Twitter, the source of much derision for anyone who doesn't use it, was built at a time when SMS texting was the primary form of non-verbal communication on "mobile devices" so it was designed to work within the 160-character confines of the system. Since then Twitter has grown like kudzu and most people use it with anything but SMS – the Twitter website, web-based tools like Tweetdeck or mobile apps of various persuasions. That development has led to people suggesting that Twitter increase the character limit which has led, in turn, to others defending the 140 character limit. Here's a simple argument in favor of keeping the limit:
And, that's how we have learned to use the service. Or, as GigaOm's Mathew Ingram put it the first time Manjoo made this argument: "The point the Slate writer misses (or hints at, and then discards) is that if it did this, it wouldn’t be Twitter any more."
What truly makes the character limit so crucial to Twitter being Twitter is the brevity it forces on its users. Ask any writer and they'll tell you that brevity is hard – any fool can take two pages to tell you how to install a light bulb, but it takes some work to tell you in one sentence. Is 140 characters really "writing"? Not in the traditional sense, but if you haven't used Twitter you have no way of knowing how creative and witty people can be in so little space and it's truly a wonder to behold when it's done well. (See the Washington Post's Gene Weingarten for a good example, although the fact that he uses a turd as his icon might be a little off-putting to some of you).
The character limit also promotes sharing, because the less space someone has to write the more likely he is to simply provide a link with a quick (hopefully witty) intro. So rather than reading an unnecessarily long missive about a subject you get to read a quick intro and then view the source piece itself. Here's an example from Weingarten:
"Women may not be any smarter than men, but they are definitely less stupid." My new column:http://www.washingtonpost.com/lifestyle/maga …
Sure, some folks use Twitter poorly, but some people who own Porsches drive like granny going to church and that's not the car's fault. Hopefully Twitter will stick to its guns and keep the 140 character limit.
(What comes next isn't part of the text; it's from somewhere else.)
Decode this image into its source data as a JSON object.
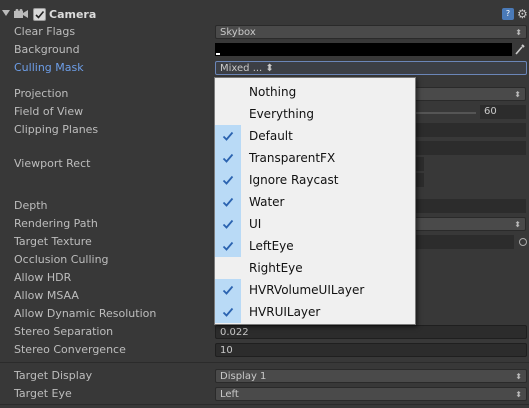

As the article linked to above points out, Twitter can expand and improve its service (i.e. photo sharing, links to expanded posts, etc.) without altering its fundamental 140-character DNA, and if they're smart that's exactly what they'll do.